DATA SHOWN ::
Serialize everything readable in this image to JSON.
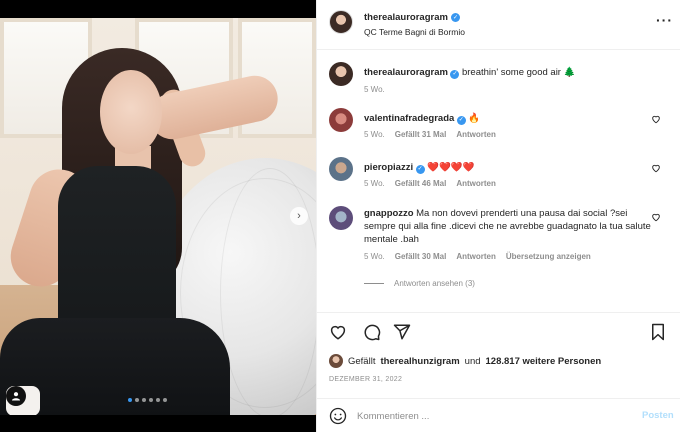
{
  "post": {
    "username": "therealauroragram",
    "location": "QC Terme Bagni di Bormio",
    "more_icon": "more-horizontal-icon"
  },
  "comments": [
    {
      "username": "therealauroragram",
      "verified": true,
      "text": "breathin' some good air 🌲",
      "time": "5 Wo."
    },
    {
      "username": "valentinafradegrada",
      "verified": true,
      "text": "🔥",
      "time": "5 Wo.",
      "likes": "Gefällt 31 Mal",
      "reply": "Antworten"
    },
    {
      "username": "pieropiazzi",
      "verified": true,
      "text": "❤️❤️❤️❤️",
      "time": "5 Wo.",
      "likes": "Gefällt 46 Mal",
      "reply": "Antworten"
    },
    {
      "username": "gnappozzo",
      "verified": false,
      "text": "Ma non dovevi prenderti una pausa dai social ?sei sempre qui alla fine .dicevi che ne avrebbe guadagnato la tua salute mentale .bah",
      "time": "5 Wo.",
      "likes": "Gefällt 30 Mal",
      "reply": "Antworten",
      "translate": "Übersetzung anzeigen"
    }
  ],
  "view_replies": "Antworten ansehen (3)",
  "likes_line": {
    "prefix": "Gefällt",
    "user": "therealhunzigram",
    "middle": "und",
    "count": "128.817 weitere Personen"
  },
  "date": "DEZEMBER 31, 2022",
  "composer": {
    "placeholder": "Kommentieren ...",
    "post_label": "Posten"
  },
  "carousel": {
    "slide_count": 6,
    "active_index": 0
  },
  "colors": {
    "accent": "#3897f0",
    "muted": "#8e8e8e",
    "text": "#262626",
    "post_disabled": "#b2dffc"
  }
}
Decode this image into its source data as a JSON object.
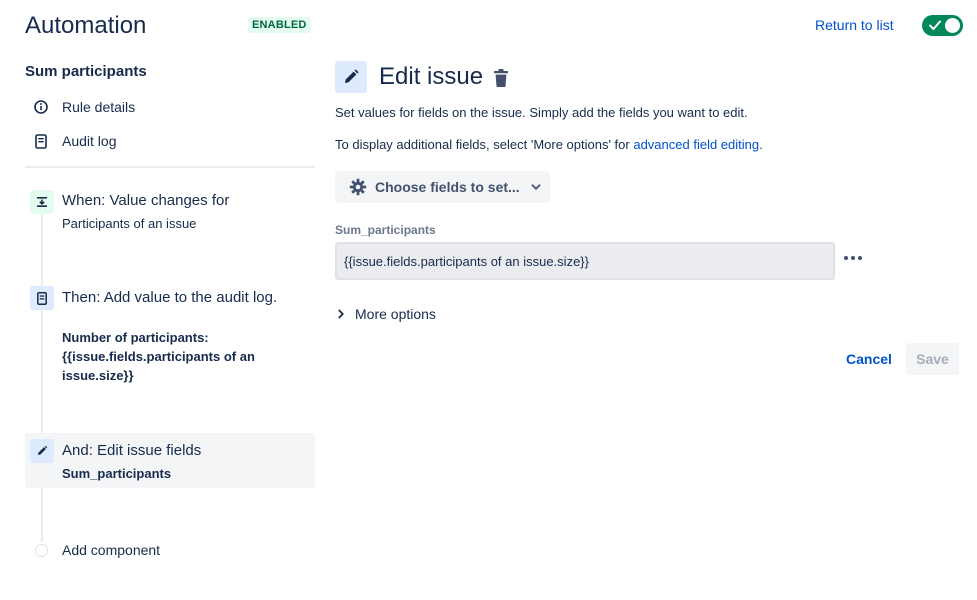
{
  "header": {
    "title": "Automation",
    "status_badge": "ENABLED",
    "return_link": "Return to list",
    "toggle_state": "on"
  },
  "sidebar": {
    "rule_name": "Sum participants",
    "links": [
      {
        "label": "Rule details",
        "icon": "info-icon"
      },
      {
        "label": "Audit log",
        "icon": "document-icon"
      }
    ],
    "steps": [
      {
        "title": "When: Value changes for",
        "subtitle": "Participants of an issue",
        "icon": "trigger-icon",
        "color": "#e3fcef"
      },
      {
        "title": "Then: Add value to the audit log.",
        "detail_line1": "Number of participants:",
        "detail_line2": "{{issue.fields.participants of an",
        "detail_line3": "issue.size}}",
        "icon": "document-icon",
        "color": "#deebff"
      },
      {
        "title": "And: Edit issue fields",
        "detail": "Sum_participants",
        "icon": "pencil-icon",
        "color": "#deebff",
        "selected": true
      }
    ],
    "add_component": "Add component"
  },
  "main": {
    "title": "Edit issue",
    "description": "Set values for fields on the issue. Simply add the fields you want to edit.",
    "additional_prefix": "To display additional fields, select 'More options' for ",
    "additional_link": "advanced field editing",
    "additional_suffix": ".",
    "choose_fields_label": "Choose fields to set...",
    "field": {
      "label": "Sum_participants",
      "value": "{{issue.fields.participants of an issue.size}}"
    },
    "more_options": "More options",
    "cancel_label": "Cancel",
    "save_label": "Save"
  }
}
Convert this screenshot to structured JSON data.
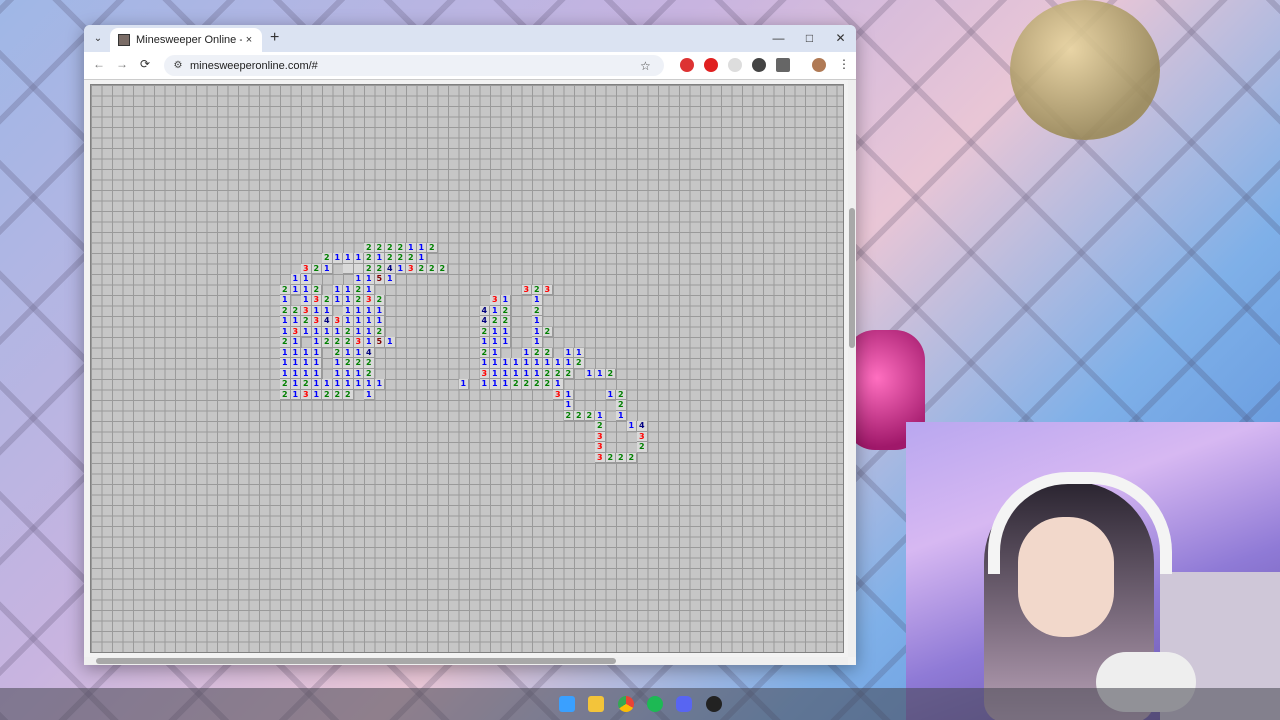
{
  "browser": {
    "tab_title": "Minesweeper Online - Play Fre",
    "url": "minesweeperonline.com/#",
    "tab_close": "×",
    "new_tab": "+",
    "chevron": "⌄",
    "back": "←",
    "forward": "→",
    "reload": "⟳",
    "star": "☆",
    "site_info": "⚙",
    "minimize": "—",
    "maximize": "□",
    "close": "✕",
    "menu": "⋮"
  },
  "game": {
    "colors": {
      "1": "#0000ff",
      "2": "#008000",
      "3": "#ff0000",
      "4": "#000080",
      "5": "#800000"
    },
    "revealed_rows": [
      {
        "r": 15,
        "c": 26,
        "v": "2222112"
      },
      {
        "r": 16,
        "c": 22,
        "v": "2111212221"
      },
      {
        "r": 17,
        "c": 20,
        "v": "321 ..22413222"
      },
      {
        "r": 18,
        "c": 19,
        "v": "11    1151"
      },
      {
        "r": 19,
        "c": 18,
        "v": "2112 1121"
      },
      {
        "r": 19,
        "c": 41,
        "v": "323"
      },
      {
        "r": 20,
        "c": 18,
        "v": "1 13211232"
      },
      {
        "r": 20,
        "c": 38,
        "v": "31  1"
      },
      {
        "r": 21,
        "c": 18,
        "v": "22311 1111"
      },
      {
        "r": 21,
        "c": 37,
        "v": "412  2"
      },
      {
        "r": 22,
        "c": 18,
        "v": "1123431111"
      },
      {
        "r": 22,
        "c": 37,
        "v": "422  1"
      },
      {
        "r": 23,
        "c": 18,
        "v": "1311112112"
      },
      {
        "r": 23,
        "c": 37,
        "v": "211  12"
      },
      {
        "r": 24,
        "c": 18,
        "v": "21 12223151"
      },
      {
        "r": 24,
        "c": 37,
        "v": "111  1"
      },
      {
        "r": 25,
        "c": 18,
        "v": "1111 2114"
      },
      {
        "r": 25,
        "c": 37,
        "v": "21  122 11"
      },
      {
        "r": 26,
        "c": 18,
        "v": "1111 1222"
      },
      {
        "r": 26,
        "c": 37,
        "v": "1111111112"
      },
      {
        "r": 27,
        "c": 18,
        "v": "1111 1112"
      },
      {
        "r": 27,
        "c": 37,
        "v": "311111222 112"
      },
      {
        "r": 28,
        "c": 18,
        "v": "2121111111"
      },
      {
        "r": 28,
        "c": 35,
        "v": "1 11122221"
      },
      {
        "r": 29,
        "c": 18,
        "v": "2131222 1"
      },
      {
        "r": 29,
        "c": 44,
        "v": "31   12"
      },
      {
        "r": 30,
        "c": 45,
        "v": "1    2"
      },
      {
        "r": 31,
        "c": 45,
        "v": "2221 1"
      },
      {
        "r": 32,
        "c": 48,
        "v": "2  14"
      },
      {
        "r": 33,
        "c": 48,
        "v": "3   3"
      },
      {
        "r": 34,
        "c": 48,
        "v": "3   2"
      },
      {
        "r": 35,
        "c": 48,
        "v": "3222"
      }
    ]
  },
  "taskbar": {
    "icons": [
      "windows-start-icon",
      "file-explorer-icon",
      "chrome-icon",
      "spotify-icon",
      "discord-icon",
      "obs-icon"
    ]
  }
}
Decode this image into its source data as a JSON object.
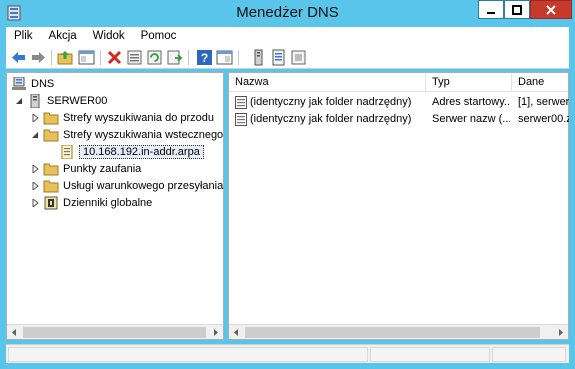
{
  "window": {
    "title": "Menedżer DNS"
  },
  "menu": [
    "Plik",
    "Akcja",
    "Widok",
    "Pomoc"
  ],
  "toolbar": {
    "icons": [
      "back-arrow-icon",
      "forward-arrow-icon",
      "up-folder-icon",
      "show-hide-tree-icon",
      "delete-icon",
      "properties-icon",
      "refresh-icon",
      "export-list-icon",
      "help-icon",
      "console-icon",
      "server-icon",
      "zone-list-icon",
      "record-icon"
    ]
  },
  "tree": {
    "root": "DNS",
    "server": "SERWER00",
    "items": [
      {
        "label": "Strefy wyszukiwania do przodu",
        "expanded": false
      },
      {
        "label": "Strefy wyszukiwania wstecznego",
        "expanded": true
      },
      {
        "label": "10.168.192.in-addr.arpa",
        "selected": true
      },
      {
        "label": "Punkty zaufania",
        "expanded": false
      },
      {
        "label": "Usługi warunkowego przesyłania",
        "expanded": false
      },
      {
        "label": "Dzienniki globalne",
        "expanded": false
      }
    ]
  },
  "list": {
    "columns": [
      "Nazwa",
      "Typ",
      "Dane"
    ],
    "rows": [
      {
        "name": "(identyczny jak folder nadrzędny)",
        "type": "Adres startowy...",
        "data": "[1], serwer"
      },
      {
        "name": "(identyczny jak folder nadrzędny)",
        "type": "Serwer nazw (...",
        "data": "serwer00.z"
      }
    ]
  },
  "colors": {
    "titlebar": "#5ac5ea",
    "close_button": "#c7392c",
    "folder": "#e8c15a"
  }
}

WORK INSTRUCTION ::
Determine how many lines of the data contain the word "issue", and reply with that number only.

EXERCISE OUTPUT ::
7